--- Your goal ---
Each record is to be copied exactly, with its pictures left behind.

--- Material provided ---
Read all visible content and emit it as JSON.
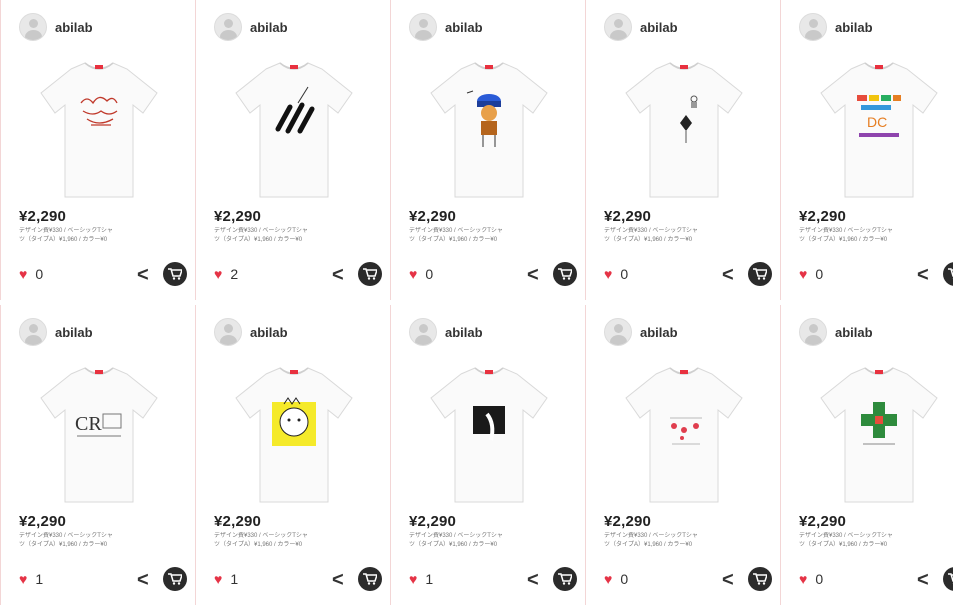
{
  "products": [
    {
      "username": "abilab",
      "price": "¥2,290",
      "desc1": "デザイン費¥330 / ベーシックTシャ",
      "desc2": "ツ（タイプA）¥1,960 / カラー¥0",
      "likes": "0",
      "design": "red-bird"
    },
    {
      "username": "abilab",
      "price": "¥2,290",
      "desc1": "デザイン費¥330 / ベーシックTシャ",
      "desc2": "ツ（タイプA）¥1,960 / カラー¥0",
      "likes": "2",
      "design": "black-strokes"
    },
    {
      "username": "abilab",
      "price": "¥2,290",
      "desc1": "デザイン費¥330 / ベーシックTシャ",
      "desc2": "ツ（タイプA）¥1,960 / カラー¥0",
      "likes": "0",
      "design": "cap-figure"
    },
    {
      "username": "abilab",
      "price": "¥2,290",
      "desc1": "デザイン費¥330 / ベーシックTシャ",
      "desc2": "ツ（タイプA）¥1,960 / カラー¥0",
      "likes": "0",
      "design": "small-figure"
    },
    {
      "username": "abilab",
      "price": "¥2,290",
      "desc1": "デザイン費¥330 / ベーシックTシャ",
      "desc2": "ツ（タイプA）¥1,960 / カラー¥0",
      "likes": "0",
      "design": "color-text"
    },
    {
      "username": "abilab",
      "price": "¥2,290",
      "desc1": "デザイン費¥330 / ベーシックTシャ",
      "desc2": "ツ（タイプA）¥1,960 / カラー¥0",
      "likes": "1",
      "design": "cr-text"
    },
    {
      "username": "abilab",
      "price": "¥2,290",
      "desc1": "デザイン費¥330 / ベーシックTシャ",
      "desc2": "ツ（タイプA）¥1,960 / カラー¥0",
      "likes": "1",
      "design": "yellow-bird"
    },
    {
      "username": "abilab",
      "price": "¥2,290",
      "desc1": "デザイン費¥330 / ベーシックTシャ",
      "desc2": "ツ（タイプA）¥1,960 / カラー¥0",
      "likes": "1",
      "design": "dark-square"
    },
    {
      "username": "abilab",
      "price": "¥2,290",
      "desc1": "デザイン費¥330 / ベーシックTシャ",
      "desc2": "ツ（タイプA）¥1,960 / カラー¥0",
      "likes": "0",
      "design": "red-dots"
    },
    {
      "username": "abilab",
      "price": "¥2,290",
      "desc1": "デザイン費¥330 / ベーシックTシャ",
      "desc2": "ツ（タイプA）¥1,960 / カラー¥0",
      "likes": "0",
      "design": "green-cross"
    }
  ],
  "colors": {
    "heart": "#e53346",
    "cart": "#2b2b2b",
    "border": "#f3d6d6",
    "collar": "#e8313f"
  },
  "icons": {
    "like": "heart-icon",
    "share": "share-icon",
    "cart": "cart-icon"
  }
}
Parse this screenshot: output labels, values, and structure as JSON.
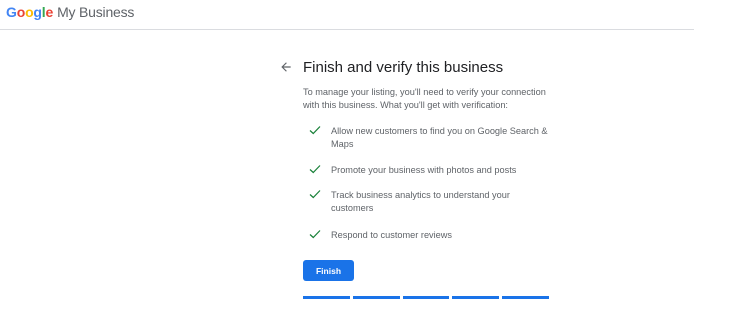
{
  "header": {
    "logo_letters": [
      "G",
      "o",
      "o",
      "g",
      "l",
      "e"
    ],
    "product_name": "My Business"
  },
  "main": {
    "title": "Finish and verify this business",
    "intro": "To manage your listing, you'll need to verify your connection with this business. What you'll get with verification:",
    "benefits": [
      "Allow new customers to find you on Google Search & Maps",
      "Promote your business with photos and posts",
      "Track business analytics to understand your customers",
      "Respond to customer reviews"
    ],
    "finish_label": "Finish",
    "progress_steps_completed": 5,
    "progress_steps_total": 5
  },
  "colors": {
    "accent": "#1a73e8",
    "check": "#188038",
    "text_primary": "#202124",
    "text_secondary": "#5f6368"
  },
  "icons": {
    "back": "arrow-back-icon",
    "check": "check-icon"
  }
}
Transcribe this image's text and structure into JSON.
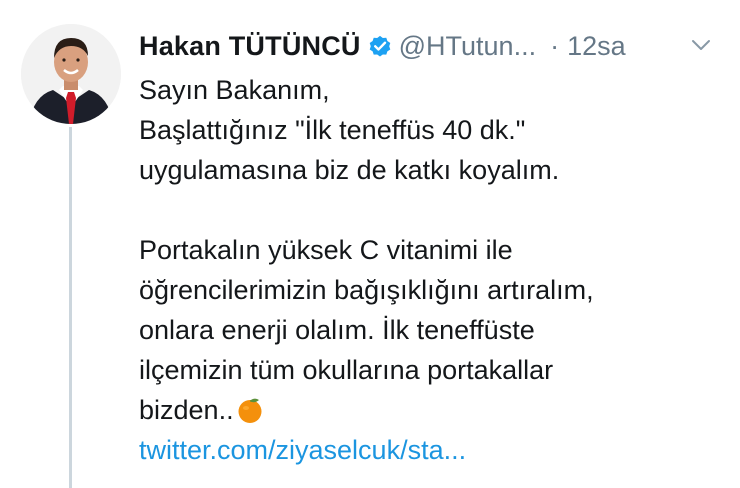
{
  "tweet": {
    "author_name": "Hakan TÜTÜNCÜ",
    "handle": "@HTutun...",
    "separator": "·",
    "time": "12sa",
    "lines": [
      "Sayın Bakanım,",
      "Başlattığınız \"İlk teneffüs 40 dk.\"",
      "uygulamasına biz de katkı koyalım.",
      "Portakalın yüksek C vitanimi ile",
      "öğrencilerimizin bağışıklığını artıralım,",
      "onlara enerji olalım. İlk teneffüste",
      "ilçemizin tüm okullarına portakallar",
      "bizden.."
    ],
    "link_text": "twitter.com/ziyaselcuk/sta..."
  },
  "icons": {
    "verified": "verified-badge-icon",
    "menu": "chevron-down-icon",
    "emoji": "orange-emoji-icon"
  },
  "colors": {
    "text": "#14171a",
    "secondary": "#657786",
    "link": "#1b95e0",
    "verified": "#1da1f2",
    "thread_line": "#ccd6dd",
    "orange": "#f4900c"
  }
}
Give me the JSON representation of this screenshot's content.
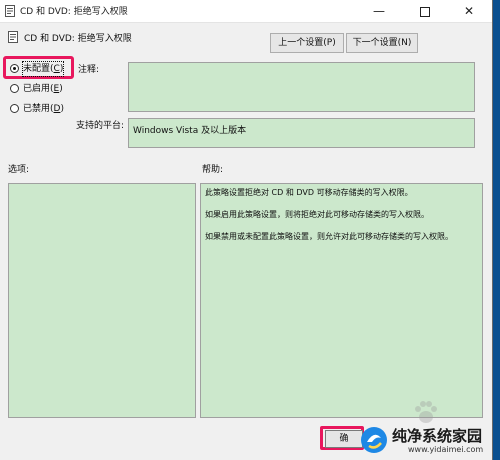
{
  "window": {
    "title": "CD 和 DVD: 拒绝写入权限",
    "controls": {
      "minimize": "—",
      "close": "✕"
    }
  },
  "header": {
    "policy_name": "CD 和 DVD: 拒绝写入权限",
    "prev_button": "上一个设置(P)",
    "next_button": "下一个设置(N)"
  },
  "radios": [
    {
      "label": "未配置(",
      "hotkey": "C",
      "close": ")",
      "checked": true
    },
    {
      "label": "已启用(",
      "hotkey": "E",
      "close": ")",
      "checked": false
    },
    {
      "label": "已禁用(",
      "hotkey": "D",
      "close": ")",
      "checked": false
    }
  ],
  "fields": {
    "comment_label": "注释:",
    "comment_value": "",
    "platform_label": "支持的平台:",
    "platform_value": "Windows Vista 及以上版本"
  },
  "sections": {
    "options_label": "选项:",
    "help_label": "帮助:"
  },
  "help_text": [
    "此策略设置拒绝对 CD 和 DVD 可移动存储类的写入权限。",
    "如果启用此策略设置，则将拒绝对此可移动存储类的写入权限。",
    "如果禁用或未配置此策略设置，则允许对此可移动存储类的写入权限。"
  ],
  "footer": {
    "ok_button": "确"
  },
  "watermark": {
    "text": "纯净系统家园",
    "url": "www.yidaimei.com"
  },
  "colors": {
    "highlight": "#e8175d",
    "green_panel": "#cce8cc",
    "desktop": "#0a4f8f"
  }
}
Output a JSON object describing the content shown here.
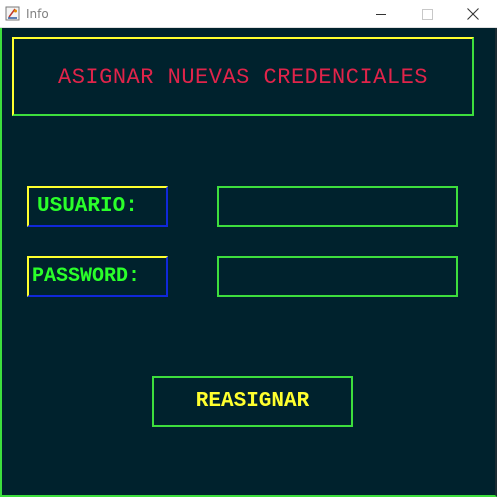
{
  "window": {
    "title": "Info",
    "icons": {
      "app": "java-app-icon",
      "minimize": "minimize-icon",
      "maximize": "maximize-icon",
      "close": "close-icon"
    }
  },
  "header": {
    "title": "ASIGNAR NUEVAS CREDENCIALES"
  },
  "form": {
    "user_label": "USUARIO:",
    "user_value": "",
    "password_label": "PASSWORD:",
    "password_value": "",
    "submit_label": "REASIGNAR"
  },
  "colors": {
    "background": "#00222d",
    "border_green": "#3dde3d",
    "border_yellow": "#ffff2e",
    "border_blue": "#1028d8",
    "title_red": "#e0244a",
    "label_green": "#2aff2a",
    "button_text_yellow": "#ffff2e"
  }
}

--- Answer to this task ---
Read all visible content and emit it as JSON.
{
  "products": [
    {
      "username": "abilab",
      "price": "¥2,290",
      "desc1": "デザイン費¥330 / ベーシックTシャ",
      "desc2": "ツ（タイプA）¥1,960 / カラー¥0",
      "likes": "0",
      "design": "red-bird"
    },
    {
      "username": "abilab",
      "price": "¥2,290",
      "desc1": "デザイン費¥330 / ベーシックTシャ",
      "desc2": "ツ（タイプA）¥1,960 / カラー¥0",
      "likes": "2",
      "design": "black-strokes"
    },
    {
      "username": "abilab",
      "price": "¥2,290",
      "desc1": "デザイン費¥330 / ベーシックTシャ",
      "desc2": "ツ（タイプA）¥1,960 / カラー¥0",
      "likes": "0",
      "design": "cap-figure"
    },
    {
      "username": "abilab",
      "price": "¥2,290",
      "desc1": "デザイン費¥330 / ベーシックTシャ",
      "desc2": "ツ（タイプA）¥1,960 / カラー¥0",
      "likes": "0",
      "design": "small-figure"
    },
    {
      "username": "abilab",
      "price": "¥2,290",
      "desc1": "デザイン費¥330 / ベーシックTシャ",
      "desc2": "ツ（タイプA）¥1,960 / カラー¥0",
      "likes": "0",
      "design": "color-text"
    },
    {
      "username": "abilab",
      "price": "¥2,290",
      "desc1": "デザイン費¥330 / ベーシックTシャ",
      "desc2": "ツ（タイプA）¥1,960 / カラー¥0",
      "likes": "1",
      "design": "cr-text"
    },
    {
      "username": "abilab",
      "price": "¥2,290",
      "desc1": "デザイン費¥330 / ベーシックTシャ",
      "desc2": "ツ（タイプA）¥1,960 / カラー¥0",
      "likes": "1",
      "design": "yellow-bird"
    },
    {
      "username": "abilab",
      "price": "¥2,290",
      "desc1": "デザイン費¥330 / ベーシックTシャ",
      "desc2": "ツ（タイプA）¥1,960 / カラー¥0",
      "likes": "1",
      "design": "dark-square"
    },
    {
      "username": "abilab",
      "price": "¥2,290",
      "desc1": "デザイン費¥330 / ベーシックTシャ",
      "desc2": "ツ（タイプA）¥1,960 / カラー¥0",
      "likes": "0",
      "design": "red-dots"
    },
    {
      "username": "abilab",
      "price": "¥2,290",
      "desc1": "デザイン費¥330 / ベーシックTシャ",
      "desc2": "ツ（タイプA）¥1,960 / カラー¥0",
      "likes": "0",
      "design": "green-cross"
    }
  ],
  "colors": {
    "heart": "#e53346",
    "cart": "#2b2b2b",
    "border": "#f3d6d6",
    "collar": "#e8313f"
  },
  "icons": {
    "like": "heart-icon",
    "share": "share-icon",
    "cart": "cart-icon"
  }
}
Parse this screenshot: output labels, values, and structure as JSON.
{
  "header": {
    "logo_letters": [
      "G",
      "o",
      "o",
      "g",
      "l",
      "e"
    ],
    "product_name": "My Business"
  },
  "main": {
    "title": "Finish and verify this business",
    "intro": "To manage your listing, you'll need to verify your connection with this business. What you'll get with verification:",
    "benefits": [
      "Allow new customers to find you on Google Search & Maps",
      "Promote your business with photos and posts",
      "Track business analytics to understand your customers",
      "Respond to customer reviews"
    ],
    "finish_label": "Finish",
    "progress_steps_completed": 5,
    "progress_steps_total": 5
  },
  "colors": {
    "accent": "#1a73e8",
    "check": "#188038",
    "text_primary": "#202124",
    "text_secondary": "#5f6368"
  },
  "icons": {
    "back": "arrow-back-icon",
    "check": "check-icon"
  }
}
Transcribe this image's text and structure into JSON.
{
  "tweet": {
    "author_name": "Hakan TÜTÜNCÜ",
    "handle": "@HTutun...",
    "separator": "·",
    "time": "12sa",
    "lines": [
      "Sayın Bakanım,",
      "Başlattığınız \"İlk teneffüs 40 dk.\"",
      "uygulamasına biz de katkı koyalım.",
      "Portakalın yüksek C vitanimi ile",
      "öğrencilerimizin bağışıklığını artıralım,",
      "onlara enerji olalım. İlk teneffüste",
      "ilçemizin tüm okullarına portakallar",
      "bizden.."
    ],
    "link_text": "twitter.com/ziyaselcuk/sta..."
  },
  "icons": {
    "verified": "verified-badge-icon",
    "menu": "chevron-down-icon",
    "emoji": "orange-emoji-icon"
  },
  "colors": {
    "text": "#14171a",
    "secondary": "#657786",
    "link": "#1b95e0",
    "verified": "#1da1f2",
    "thread_line": "#ccd6dd",
    "orange": "#f4900c"
  }
}
Give me the JSON representation of this screenshot's content.
{
  "window": {
    "title": "CD 和 DVD: 拒绝写入权限",
    "controls": {
      "minimize": "—",
      "close": "✕"
    }
  },
  "header": {
    "policy_name": "CD 和 DVD: 拒绝写入权限",
    "prev_button": "上一个设置(P)",
    "next_button": "下一个设置(N)"
  },
  "radios": [
    {
      "label": "未配置(",
      "hotkey": "C",
      "close": ")",
      "checked": true
    },
    {
      "label": "已启用(",
      "hotkey": "E",
      "close": ")",
      "checked": false
    },
    {
      "label": "已禁用(",
      "hotkey": "D",
      "close": ")",
      "checked": false
    }
  ],
  "fields": {
    "comment_label": "注释:",
    "comment_value": "",
    "platform_label": "支持的平台:",
    "platform_value": "Windows Vista 及以上版本"
  },
  "sections": {
    "options_label": "选项:",
    "help_label": "帮助:"
  },
  "help_text": [
    "此策略设置拒绝对 CD 和 DVD 可移动存储类的写入权限。",
    "如果启用此策略设置，则将拒绝对此可移动存储类的写入权限。",
    "如果禁用或未配置此策略设置，则允许对此可移动存储类的写入权限。"
  ],
  "footer": {
    "ok_button": "确"
  },
  "watermark": {
    "text": "纯净系统家园",
    "url": "www.yidaimei.com"
  },
  "colors": {
    "highlight": "#e8175d",
    "green_panel": "#cce8cc",
    "desktop": "#0a4f8f"
  }
}
Output a JSON object describing the content shown here.
{
  "window": {
    "title": "Info",
    "icons": {
      "app": "java-app-icon",
      "minimize": "minimize-icon",
      "maximize": "maximize-icon",
      "close": "close-icon"
    }
  },
  "header": {
    "title": "ASIGNAR NUEVAS CREDENCIALES"
  },
  "form": {
    "user_label": "USUARIO:",
    "user_value": "",
    "password_label": "PASSWORD:",
    "password_value": "",
    "submit_label": "REASIGNAR"
  },
  "colors": {
    "background": "#00222d",
    "border_green": "#3dde3d",
    "border_yellow": "#ffff2e",
    "border_blue": "#1028d8",
    "title_red": "#e0244a",
    "label_green": "#2aff2a",
    "button_text_yellow": "#ffff2e"
  }
}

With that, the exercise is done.